* **Exercise directions**
Please restate every entry exactly. Leave out the pictures.

▼

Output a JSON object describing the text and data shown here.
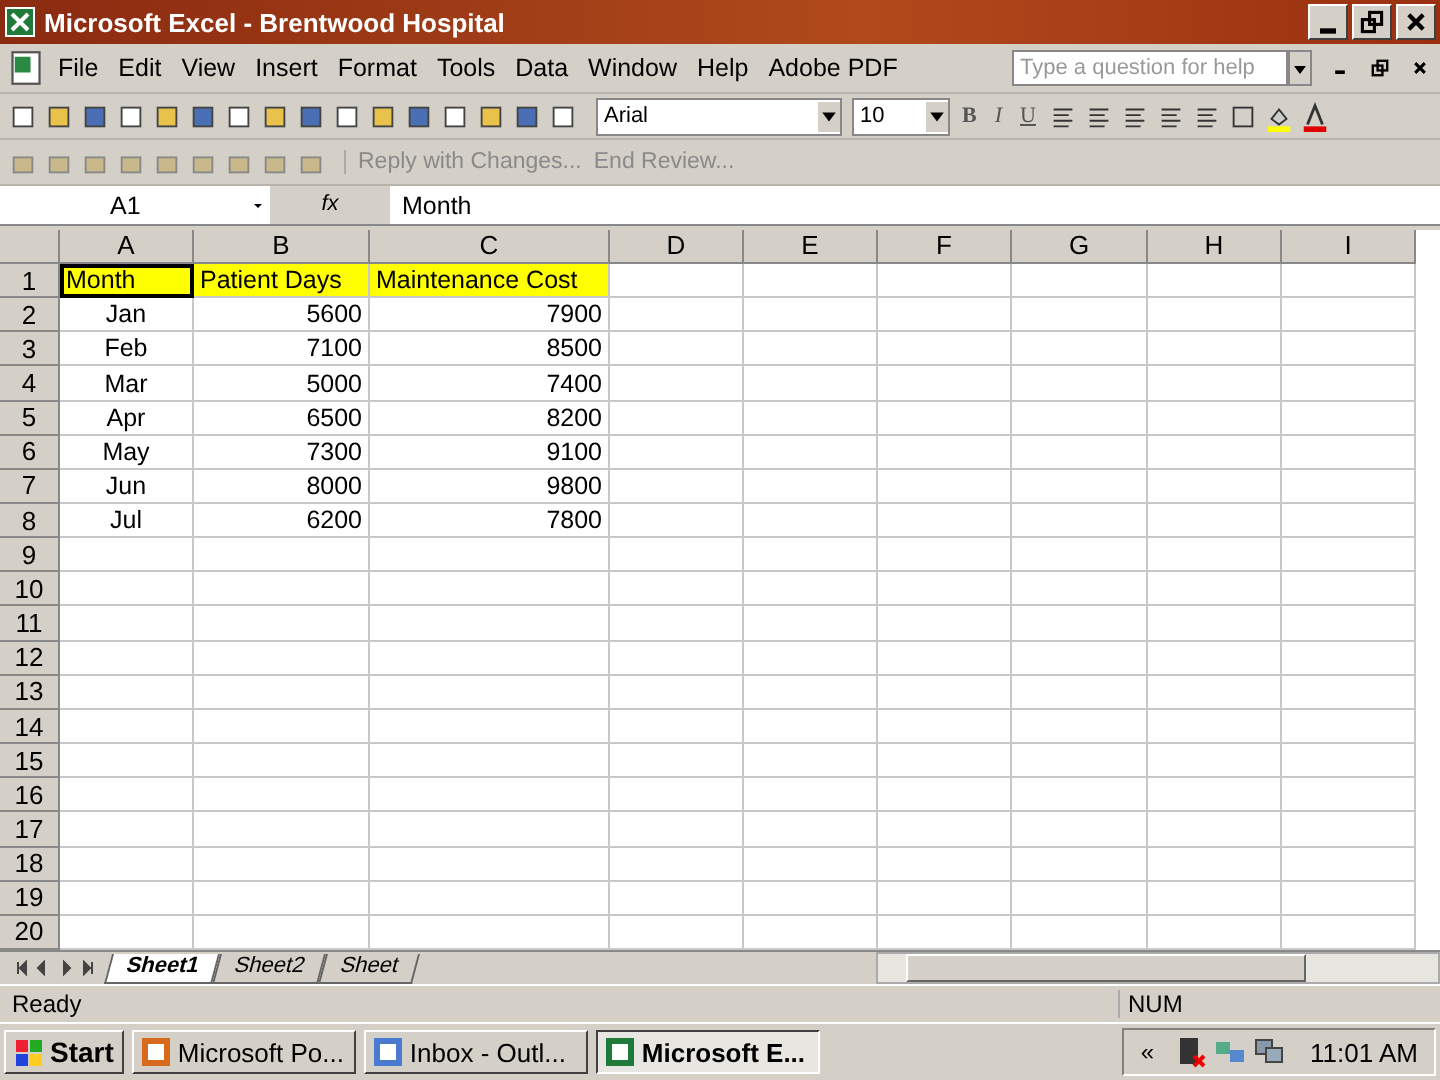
{
  "window": {
    "title": "Microsoft Excel - Brentwood Hospital"
  },
  "menu": [
    "File",
    "Edit",
    "View",
    "Insert",
    "Format",
    "Tools",
    "Data",
    "Window",
    "Help",
    "Adobe PDF"
  ],
  "help_box": {
    "placeholder": "Type a question for help"
  },
  "formatting": {
    "font": "Arial",
    "size": "10",
    "styles": [
      "B",
      "I",
      "U"
    ]
  },
  "review_toolbar": [
    "Reply with Changes...",
    "End Review..."
  ],
  "formula_bar": {
    "name_box": "A1",
    "fx": "fx",
    "value": "Month"
  },
  "columns": [
    "A",
    "B",
    "C",
    "D",
    "E",
    "F",
    "G",
    "H",
    "I"
  ],
  "rows": [
    {
      "number": "1",
      "kind": "header",
      "cells": [
        "Month",
        "Patient Days",
        "Maintenance Cost"
      ]
    },
    {
      "number": "2",
      "kind": "data",
      "cells": [
        "Jan",
        "5600",
        "7900"
      ]
    },
    {
      "number": "3",
      "kind": "data",
      "cells": [
        "Feb",
        "7100",
        "8500"
      ]
    },
    {
      "number": "4",
      "kind": "data",
      "cells": [
        "Mar",
        "5000",
        "7400"
      ]
    },
    {
      "number": "5",
      "kind": "data",
      "cells": [
        "Apr",
        "6500",
        "8200"
      ]
    },
    {
      "number": "6",
      "kind": "data",
      "cells": [
        "May",
        "7300",
        "9100"
      ]
    },
    {
      "number": "7",
      "kind": "data",
      "cells": [
        "Jun",
        "8000",
        "9800"
      ]
    },
    {
      "number": "8",
      "kind": "data",
      "cells": [
        "Jul",
        "6200",
        "7800"
      ]
    },
    {
      "number": "9",
      "kind": "empty"
    },
    {
      "number": "10",
      "kind": "empty"
    },
    {
      "number": "11",
      "kind": "empty"
    },
    {
      "number": "12",
      "kind": "empty"
    },
    {
      "number": "13",
      "kind": "empty"
    },
    {
      "number": "14",
      "kind": "empty"
    },
    {
      "number": "15",
      "kind": "empty"
    },
    {
      "number": "16",
      "kind": "empty"
    },
    {
      "number": "17",
      "kind": "empty"
    },
    {
      "number": "18",
      "kind": "empty"
    },
    {
      "number": "19",
      "kind": "empty"
    },
    {
      "number": "20",
      "kind": "empty"
    }
  ],
  "sheet_tabs": [
    {
      "label": "Sheet1",
      "selected": true
    },
    {
      "label": "Sheet2",
      "selected": false
    },
    {
      "label": "Sheet",
      "selected": false
    }
  ],
  "status_bar": {
    "state": "Ready",
    "num": "NUM"
  },
  "taskbar": {
    "start": "Start",
    "tasks": [
      {
        "label": "Microsoft Po...",
        "kind": "powerpoint",
        "selected": false
      },
      {
        "label": "Inbox - Outl...",
        "kind": "outlook",
        "selected": false
      },
      {
        "label": "Microsoft E...",
        "kind": "excel",
        "selected": true
      }
    ],
    "chevron": "«",
    "clock": "11:01 AM"
  }
}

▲

* **Problem solution**
Output a JSON object describing the text and data shown here.
{
  "window": {
    "title": "Microsoft Excel - Brentwood Hospital"
  },
  "menu": [
    "File",
    "Edit",
    "View",
    "Insert",
    "Format",
    "Tools",
    "Data",
    "Window",
    "Help",
    "Adobe PDF"
  ],
  "help_box": {
    "placeholder": "Type a question for help"
  },
  "formatting": {
    "font": "Arial",
    "size": "10",
    "styles": [
      "B",
      "I",
      "U"
    ]
  },
  "review_toolbar": [
    "Reply with Changes...",
    "End Review..."
  ],
  "formula_bar": {
    "name_box": "A1",
    "fx": "fx",
    "value": "Month"
  },
  "columns": [
    "A",
    "B",
    "C",
    "D",
    "E",
    "F",
    "G",
    "H",
    "I"
  ],
  "rows": [
    {
      "number": "1",
      "kind": "header",
      "cells": [
        "Month",
        "Patient Days",
        "Maintenance Cost"
      ]
    },
    {
      "number": "2",
      "kind": "data",
      "cells": [
        "Jan",
        "5600",
        "7900"
      ]
    },
    {
      "number": "3",
      "kind": "data",
      "cells": [
        "Feb",
        "7100",
        "8500"
      ]
    },
    {
      "number": "4",
      "kind": "data",
      "cells": [
        "Mar",
        "5000",
        "7400"
      ]
    },
    {
      "number": "5",
      "kind": "data",
      "cells": [
        "Apr",
        "6500",
        "8200"
      ]
    },
    {
      "number": "6",
      "kind": "data",
      "cells": [
        "May",
        "7300",
        "9100"
      ]
    },
    {
      "number": "7",
      "kind": "data",
      "cells": [
        "Jun",
        "8000",
        "9800"
      ]
    },
    {
      "number": "8",
      "kind": "data",
      "cells": [
        "Jul",
        "6200",
        "7800"
      ]
    },
    {
      "number": "9",
      "kind": "empty"
    },
    {
      "number": "10",
      "kind": "empty"
    },
    {
      "number": "11",
      "kind": "empty"
    },
    {
      "number": "12",
      "kind": "empty"
    },
    {
      "number": "13",
      "kind": "empty"
    },
    {
      "number": "14",
      "kind": "empty"
    },
    {
      "number": "15",
      "kind": "empty"
    },
    {
      "number": "16",
      "kind": "empty"
    },
    {
      "number": "17",
      "kind": "empty"
    },
    {
      "number": "18",
      "kind": "empty"
    },
    {
      "number": "19",
      "kind": "empty"
    },
    {
      "number": "20",
      "kind": "empty"
    }
  ],
  "sheet_tabs": [
    {
      "label": "Sheet1",
      "selected": true
    },
    {
      "label": "Sheet2",
      "selected": false
    },
    {
      "label": "Sheet",
      "selected": false
    }
  ],
  "status_bar": {
    "state": "Ready",
    "num": "NUM"
  },
  "taskbar": {
    "start": "Start",
    "tasks": [
      {
        "label": "Microsoft Po...",
        "kind": "powerpoint",
        "selected": false
      },
      {
        "label": "Inbox - Outl...",
        "kind": "outlook",
        "selected": false
      },
      {
        "label": "Microsoft E...",
        "kind": "excel",
        "selected": true
      }
    ],
    "chevron": "«",
    "clock": "11:01 AM"
  }
}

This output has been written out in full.